▸ Requirement: Look over the data below and give the number of lines containing the word "film", with no other words.

▸ Stored entries:
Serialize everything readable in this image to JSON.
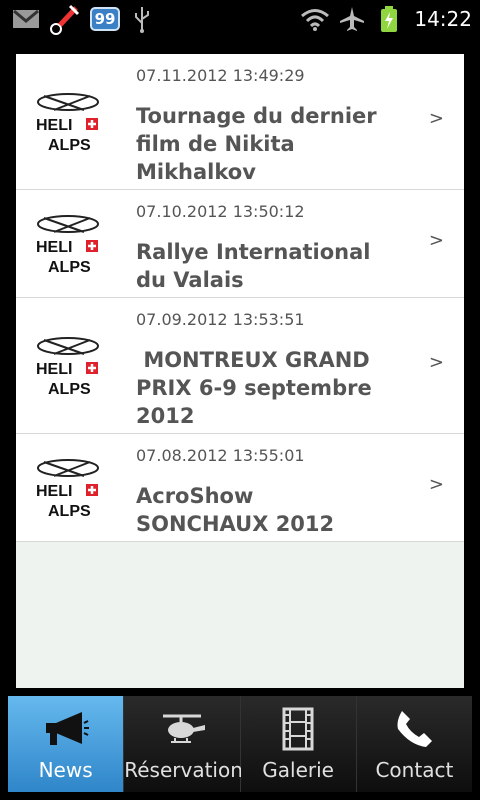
{
  "status_bar": {
    "time": "14:22",
    "notification_count": "99",
    "icons": [
      "gmail-icon",
      "satellite-icon",
      "usb-icon",
      "wifi-icon",
      "airplane-icon",
      "battery-charging-icon"
    ]
  },
  "news": {
    "items": [
      {
        "date": "07.11.2012 13:49:29",
        "title": "Tournage du dernier film de Nikita Mikhalkov",
        "chevron": ">"
      },
      {
        "date": "07.10.2012 13:50:12",
        "title": "Rallye International du Valais",
        "chevron": ">"
      },
      {
        "date": "07.09.2012 13:53:51",
        "title": " MONTREUX GRAND PRIX 6-9 septembre 2012",
        "chevron": ">"
      },
      {
        "date": "07.08.2012 13:55:01",
        "title": "AcroShow SONCHAUX 2012",
        "chevron": ">"
      }
    ],
    "logo": {
      "line1": "HELI",
      "line2": "ALPS"
    }
  },
  "tabs": [
    {
      "label": "News",
      "icon": "megaphone-icon",
      "active": true
    },
    {
      "label": "Réservation",
      "icon": "helicopter-icon",
      "active": false
    },
    {
      "label": "Galerie",
      "icon": "film-strip-icon",
      "active": false
    },
    {
      "label": "Contact",
      "icon": "phone-icon",
      "active": false
    }
  ],
  "colors": {
    "accent": "#3a8fd2",
    "text": "#555555",
    "panel_bg": "#eef3f0"
  }
}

▸ Output of the task: 2